> WHAT IS NEEDED
Print out each entry below in full, exactly as given, excluding pictures.

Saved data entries
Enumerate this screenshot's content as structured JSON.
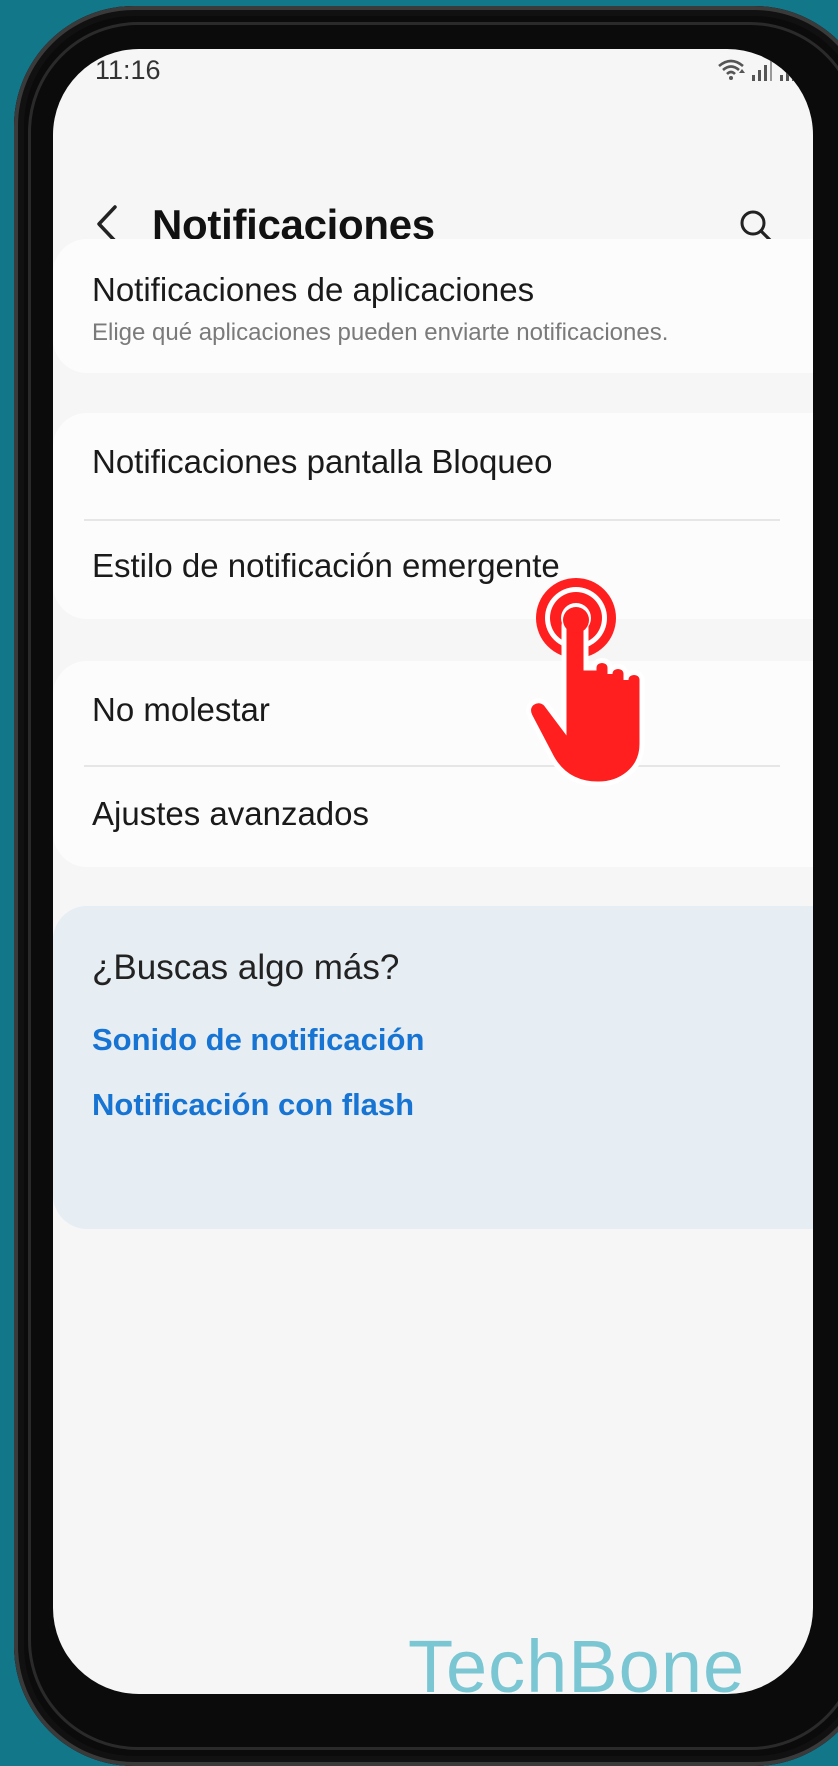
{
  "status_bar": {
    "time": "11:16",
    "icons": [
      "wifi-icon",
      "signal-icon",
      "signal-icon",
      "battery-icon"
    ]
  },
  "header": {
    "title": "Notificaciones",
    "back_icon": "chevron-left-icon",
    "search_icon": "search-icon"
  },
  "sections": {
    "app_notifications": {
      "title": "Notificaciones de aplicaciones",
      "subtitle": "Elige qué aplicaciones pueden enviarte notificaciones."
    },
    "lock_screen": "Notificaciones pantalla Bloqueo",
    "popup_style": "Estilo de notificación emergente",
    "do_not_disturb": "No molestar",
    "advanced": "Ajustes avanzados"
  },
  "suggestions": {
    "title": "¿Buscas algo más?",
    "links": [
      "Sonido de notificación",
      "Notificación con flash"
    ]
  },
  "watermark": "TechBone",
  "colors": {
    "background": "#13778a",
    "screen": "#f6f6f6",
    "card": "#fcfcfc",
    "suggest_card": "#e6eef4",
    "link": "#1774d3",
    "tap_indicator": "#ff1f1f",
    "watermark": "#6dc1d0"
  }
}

> EXPECTED ANSWER
Enumerate this screenshot's content as structured JSON.
{
  "status_bar": {
    "time": "11:16",
    "icons": [
      "wifi-icon",
      "signal-icon",
      "signal-icon",
      "battery-icon"
    ]
  },
  "header": {
    "title": "Notificaciones",
    "back_icon": "chevron-left-icon",
    "search_icon": "search-icon"
  },
  "sections": {
    "app_notifications": {
      "title": "Notificaciones de aplicaciones",
      "subtitle": "Elige qué aplicaciones pueden enviarte notificaciones."
    },
    "lock_screen": "Notificaciones pantalla Bloqueo",
    "popup_style": "Estilo de notificación emergente",
    "do_not_disturb": "No molestar",
    "advanced": "Ajustes avanzados"
  },
  "suggestions": {
    "title": "¿Buscas algo más?",
    "links": [
      "Sonido de notificación",
      "Notificación con flash"
    ]
  },
  "watermark": "TechBone",
  "colors": {
    "background": "#13778a",
    "screen": "#f6f6f6",
    "card": "#fcfcfc",
    "suggest_card": "#e6eef4",
    "link": "#1774d3",
    "tap_indicator": "#ff1f1f",
    "watermark": "#6dc1d0"
  }
}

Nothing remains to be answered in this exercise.